    The basic feature of India-China relations is that the initiative has always remained with China while India is obliged to ever respond by innovating out of compulsion.This reality has prevented the latter country from following a well-considered and long-term China policy.This was the reason why China was able to take India by surprise in the 1962 war; even the reason why China unilaterally withdrew from the war has never been clear to New Delhi.The latter remains befuddled today after President Xi Jinping concluded his visit “successfully” while Chinese troops both withdrew and thereafter have come back in the Chumar sector of the Ladakh region of the Indian state of Jammu and Kashmir.The Indian army presently holds the upper hand in this sector as its surveillance post is on a higher ground which the Chinese army seeks to change with establishing its own surveillance post on a still higher plane.Chinese incursions are likely to continue till this objective is achieved. At the same time, the Chinese army wishes to test the extent to which its Indian counterpart wishes to go to foil its objective.Probing the other side seems to constitute the Chinese army’s strategy.Unlike the ever-shifting Indian policy,however, China appears to follow a detailed and well-thought-out India policy.I remember that years ago Chinese diplomats posted in New Delhi used to tell me (I was the foreign editor of a major Indian newspaper) that Beijing had in place the broad parameters of its India policy at least for the next ten years; that this policy form part of the overall foreign policy of building an economically and militarily strong country; and that China would never do anything that might upset this long-term and principal objective.The apparent contradiction between China seeking to help India grow economically while maintaining the military pressure on the unsettled border may perhaps be explained by detecting a shrewd policy of progressively restricting New Delhi in its space of diplomatic and strategic manoeuverebility.

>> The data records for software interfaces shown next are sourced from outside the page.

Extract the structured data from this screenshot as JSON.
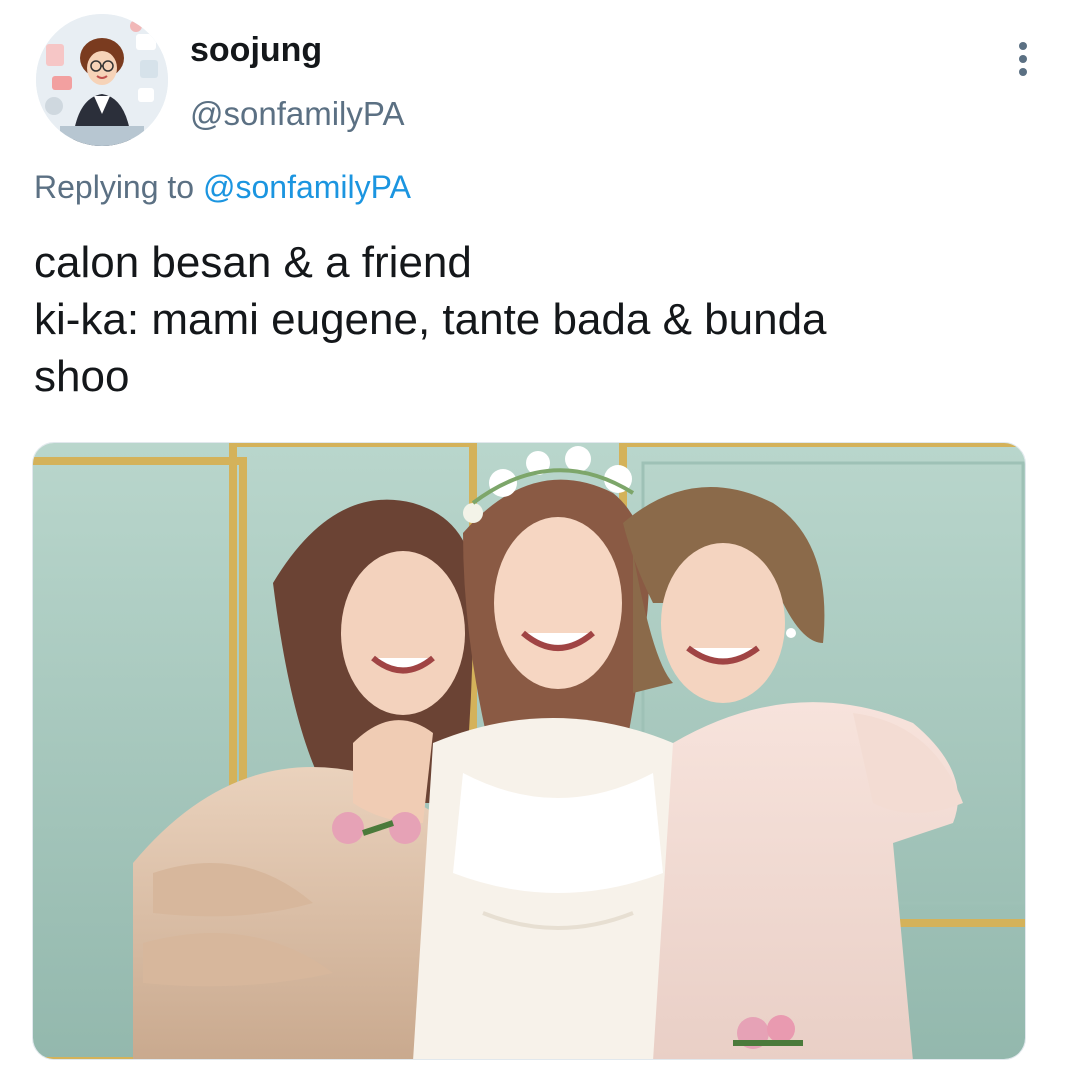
{
  "tweet": {
    "author": {
      "display_name": "soojung",
      "handle": "@sonfamilyPA"
    },
    "reply": {
      "prefix": "Replying to",
      "mention": "@sonfamilyPA"
    },
    "text_lines": [
      "calon besan & a friend",
      "ki-ka: mami eugene, tante bada & bunda",
      "shoo"
    ],
    "media": {
      "type": "photo",
      "description_icon": "photo-three-women-icon"
    },
    "menu_icon": "more-vertical-icon"
  },
  "colors": {
    "text_primary": "#14171a",
    "text_secondary": "#5b7083",
    "link": "#1b95e0",
    "photo_wall": "#a9c9bf",
    "photo_frame": "#c9a44c"
  }
}
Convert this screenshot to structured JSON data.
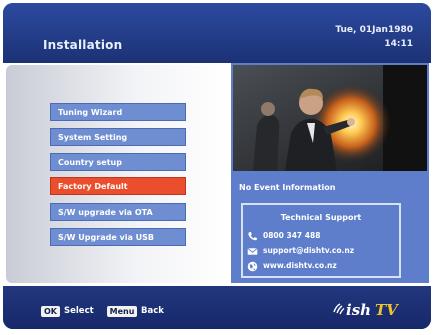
{
  "header": {
    "title": "Installation",
    "date": "Tue, 01Jan1980",
    "time": "14:11"
  },
  "menu": {
    "items": [
      {
        "label": "Tuning Wizard",
        "selected": false
      },
      {
        "label": "System Setting",
        "selected": false
      },
      {
        "label": "Country setup",
        "selected": false
      },
      {
        "label": "Factory Default",
        "selected": true
      },
      {
        "label": "S/W upgrade via OTA",
        "selected": false
      },
      {
        "label": "S/W Upgrade via USB",
        "selected": false
      }
    ]
  },
  "event": {
    "info": "No Event Information"
  },
  "support": {
    "title": "Technical Support",
    "phone": "0800 347 488",
    "email": "support@dishtv.co.nz",
    "web": "www.dishtv.co.nz"
  },
  "footer": {
    "ok_key": "OK",
    "ok_label": "Select",
    "menu_key": "Menu",
    "menu_label": "Back",
    "logo_text": "DishTV"
  },
  "colors": {
    "header": "#2c4aa0",
    "menu_item": "#6f8ed2",
    "selected_item": "#ea4e2c",
    "info_panel": "#5e7ecb",
    "footer": "#1c3275"
  },
  "icons": {
    "phone": "phone-icon",
    "email": "envelope-icon",
    "web": "globe-icon"
  }
}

Post a Comment

CFR seeks to foster civil and informed discussion of foreign policy issues. Opinions expressed on CFR blogs are solely those of the author or commenter, not of CFR, which takes no institutional positions. All comments must abide by CFR's guidelines and will be moderated prior to posting.

* Required